Written by Steven Shaw he/him

Updated:

Steven Shaw has been a freelance writer for a variety of outlets, most notably TechRadar. His degree in Medieval History prepared him less adequately for his career than you might expect, but the years spent working in technology focused retail were much more helpful.

Outside of work, Steven is passionate about health and fitness, and particularly enjoys high-intensity interval training, weight training, and increasingly, spending time recovering. Steven loves reading, films and a wide variety of sports. A particular highlight was watching Viv Richards and Sachin Tendulkar batting together in an exhibition match.
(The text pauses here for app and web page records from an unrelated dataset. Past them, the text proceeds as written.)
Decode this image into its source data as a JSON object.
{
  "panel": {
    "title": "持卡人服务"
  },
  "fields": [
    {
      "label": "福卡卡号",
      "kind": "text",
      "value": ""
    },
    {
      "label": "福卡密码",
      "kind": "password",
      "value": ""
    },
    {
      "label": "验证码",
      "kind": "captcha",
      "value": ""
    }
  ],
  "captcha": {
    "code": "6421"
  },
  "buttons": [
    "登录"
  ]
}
He wishes he could travel more. He can also tell you a lot about the Anglo-Saxons, Vikings, and Carolingians. Most of his non-work time is spent with his young children, who are the living embodiment of high-intensity training.